### Data for analysis

================

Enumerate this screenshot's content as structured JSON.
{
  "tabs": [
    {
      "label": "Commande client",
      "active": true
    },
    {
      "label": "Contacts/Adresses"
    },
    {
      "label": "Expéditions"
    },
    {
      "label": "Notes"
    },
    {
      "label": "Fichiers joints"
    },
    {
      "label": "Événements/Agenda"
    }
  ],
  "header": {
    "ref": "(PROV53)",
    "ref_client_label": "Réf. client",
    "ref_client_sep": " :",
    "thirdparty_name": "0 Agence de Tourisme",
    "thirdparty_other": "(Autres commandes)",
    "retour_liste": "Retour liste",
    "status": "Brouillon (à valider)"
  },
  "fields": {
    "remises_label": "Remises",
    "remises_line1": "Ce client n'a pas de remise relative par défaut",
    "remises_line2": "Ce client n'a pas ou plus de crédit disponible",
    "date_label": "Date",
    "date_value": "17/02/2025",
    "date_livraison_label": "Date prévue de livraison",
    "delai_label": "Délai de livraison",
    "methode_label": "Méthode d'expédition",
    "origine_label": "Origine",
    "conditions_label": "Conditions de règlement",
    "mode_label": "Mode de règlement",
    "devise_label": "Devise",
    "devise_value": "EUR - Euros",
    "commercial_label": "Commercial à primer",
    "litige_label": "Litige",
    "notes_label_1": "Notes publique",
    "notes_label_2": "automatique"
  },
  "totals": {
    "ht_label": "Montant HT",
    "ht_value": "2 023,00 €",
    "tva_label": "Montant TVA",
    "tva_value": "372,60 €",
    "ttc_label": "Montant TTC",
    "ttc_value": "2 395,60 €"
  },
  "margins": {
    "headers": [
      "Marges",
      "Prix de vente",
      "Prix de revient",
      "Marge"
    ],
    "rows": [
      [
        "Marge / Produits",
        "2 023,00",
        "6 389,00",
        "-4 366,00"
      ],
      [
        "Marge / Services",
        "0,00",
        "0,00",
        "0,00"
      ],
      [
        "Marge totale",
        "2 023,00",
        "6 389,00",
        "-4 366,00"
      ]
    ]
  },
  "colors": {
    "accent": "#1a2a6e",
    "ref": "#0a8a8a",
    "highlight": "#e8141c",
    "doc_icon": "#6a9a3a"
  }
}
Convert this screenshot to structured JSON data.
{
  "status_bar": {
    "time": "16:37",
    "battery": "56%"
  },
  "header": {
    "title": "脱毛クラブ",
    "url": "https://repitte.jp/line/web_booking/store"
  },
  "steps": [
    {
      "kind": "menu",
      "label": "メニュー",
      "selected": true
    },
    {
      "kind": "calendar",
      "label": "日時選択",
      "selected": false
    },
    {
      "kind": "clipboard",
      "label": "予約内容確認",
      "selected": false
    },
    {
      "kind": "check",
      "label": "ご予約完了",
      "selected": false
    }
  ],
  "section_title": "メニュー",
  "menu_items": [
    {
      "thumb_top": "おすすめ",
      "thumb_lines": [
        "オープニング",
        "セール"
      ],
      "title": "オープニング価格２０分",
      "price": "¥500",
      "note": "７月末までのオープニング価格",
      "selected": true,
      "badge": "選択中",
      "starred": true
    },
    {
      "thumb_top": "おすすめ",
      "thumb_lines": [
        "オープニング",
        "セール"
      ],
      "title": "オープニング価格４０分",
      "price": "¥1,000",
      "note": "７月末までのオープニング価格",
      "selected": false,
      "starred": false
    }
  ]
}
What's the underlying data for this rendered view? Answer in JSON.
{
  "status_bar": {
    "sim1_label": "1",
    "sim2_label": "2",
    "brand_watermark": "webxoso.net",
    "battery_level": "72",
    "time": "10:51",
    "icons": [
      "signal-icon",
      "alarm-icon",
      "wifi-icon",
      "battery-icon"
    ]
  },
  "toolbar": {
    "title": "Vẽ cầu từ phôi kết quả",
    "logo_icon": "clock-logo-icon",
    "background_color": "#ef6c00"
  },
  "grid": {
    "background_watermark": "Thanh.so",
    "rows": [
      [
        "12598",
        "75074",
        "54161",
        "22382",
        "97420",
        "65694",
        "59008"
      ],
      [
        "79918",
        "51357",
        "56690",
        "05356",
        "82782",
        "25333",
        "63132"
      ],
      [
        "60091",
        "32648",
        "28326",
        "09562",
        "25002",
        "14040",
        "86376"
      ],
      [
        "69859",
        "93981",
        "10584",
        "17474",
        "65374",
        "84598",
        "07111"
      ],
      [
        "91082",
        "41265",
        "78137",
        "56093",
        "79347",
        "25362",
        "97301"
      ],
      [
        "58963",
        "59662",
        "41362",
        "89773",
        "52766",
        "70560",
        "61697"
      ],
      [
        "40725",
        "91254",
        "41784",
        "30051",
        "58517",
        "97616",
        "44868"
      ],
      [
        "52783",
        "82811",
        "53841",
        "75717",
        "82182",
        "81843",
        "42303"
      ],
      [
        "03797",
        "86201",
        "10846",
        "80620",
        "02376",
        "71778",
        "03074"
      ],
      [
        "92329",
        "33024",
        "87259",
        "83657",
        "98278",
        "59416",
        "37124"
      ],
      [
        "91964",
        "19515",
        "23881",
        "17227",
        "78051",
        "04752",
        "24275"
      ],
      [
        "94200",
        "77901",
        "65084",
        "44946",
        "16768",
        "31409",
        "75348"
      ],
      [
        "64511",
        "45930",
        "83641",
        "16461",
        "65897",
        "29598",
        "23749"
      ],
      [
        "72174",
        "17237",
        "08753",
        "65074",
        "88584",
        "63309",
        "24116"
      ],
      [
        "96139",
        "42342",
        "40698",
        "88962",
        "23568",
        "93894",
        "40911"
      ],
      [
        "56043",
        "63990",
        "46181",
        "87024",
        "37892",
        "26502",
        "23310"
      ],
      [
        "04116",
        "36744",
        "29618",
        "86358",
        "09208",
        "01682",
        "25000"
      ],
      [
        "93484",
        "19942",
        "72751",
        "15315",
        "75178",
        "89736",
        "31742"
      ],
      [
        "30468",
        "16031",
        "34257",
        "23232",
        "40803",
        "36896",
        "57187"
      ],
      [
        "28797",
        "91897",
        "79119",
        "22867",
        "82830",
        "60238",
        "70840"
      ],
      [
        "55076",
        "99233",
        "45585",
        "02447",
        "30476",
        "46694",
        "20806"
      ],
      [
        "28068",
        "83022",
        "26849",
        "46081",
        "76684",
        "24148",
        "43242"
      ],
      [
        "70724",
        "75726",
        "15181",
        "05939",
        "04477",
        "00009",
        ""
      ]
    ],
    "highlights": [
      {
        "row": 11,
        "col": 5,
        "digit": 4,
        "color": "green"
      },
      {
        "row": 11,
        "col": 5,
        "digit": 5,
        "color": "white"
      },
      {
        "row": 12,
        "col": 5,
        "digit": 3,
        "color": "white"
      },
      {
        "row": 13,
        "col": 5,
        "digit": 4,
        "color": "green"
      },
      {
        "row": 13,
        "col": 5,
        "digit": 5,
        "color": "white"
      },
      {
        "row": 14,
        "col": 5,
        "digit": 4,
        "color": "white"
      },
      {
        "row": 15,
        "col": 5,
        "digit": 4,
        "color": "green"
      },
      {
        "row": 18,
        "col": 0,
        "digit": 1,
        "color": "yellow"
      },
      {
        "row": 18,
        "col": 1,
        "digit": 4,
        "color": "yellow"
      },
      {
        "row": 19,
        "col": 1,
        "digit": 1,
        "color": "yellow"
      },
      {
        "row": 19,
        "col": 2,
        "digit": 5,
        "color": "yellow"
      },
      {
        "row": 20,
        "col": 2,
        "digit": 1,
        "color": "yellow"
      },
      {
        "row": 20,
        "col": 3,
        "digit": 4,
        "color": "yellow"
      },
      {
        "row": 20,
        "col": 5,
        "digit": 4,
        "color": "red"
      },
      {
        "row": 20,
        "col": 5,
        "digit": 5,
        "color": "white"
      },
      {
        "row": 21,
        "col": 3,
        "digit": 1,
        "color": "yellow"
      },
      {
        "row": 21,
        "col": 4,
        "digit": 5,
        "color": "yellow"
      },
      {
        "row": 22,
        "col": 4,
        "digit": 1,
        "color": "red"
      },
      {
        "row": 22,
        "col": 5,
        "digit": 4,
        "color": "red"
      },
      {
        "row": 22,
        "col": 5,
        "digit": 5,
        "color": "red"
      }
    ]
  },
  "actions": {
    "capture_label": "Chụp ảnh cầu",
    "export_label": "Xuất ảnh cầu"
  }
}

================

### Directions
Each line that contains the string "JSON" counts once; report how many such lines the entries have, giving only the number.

### Answer section
3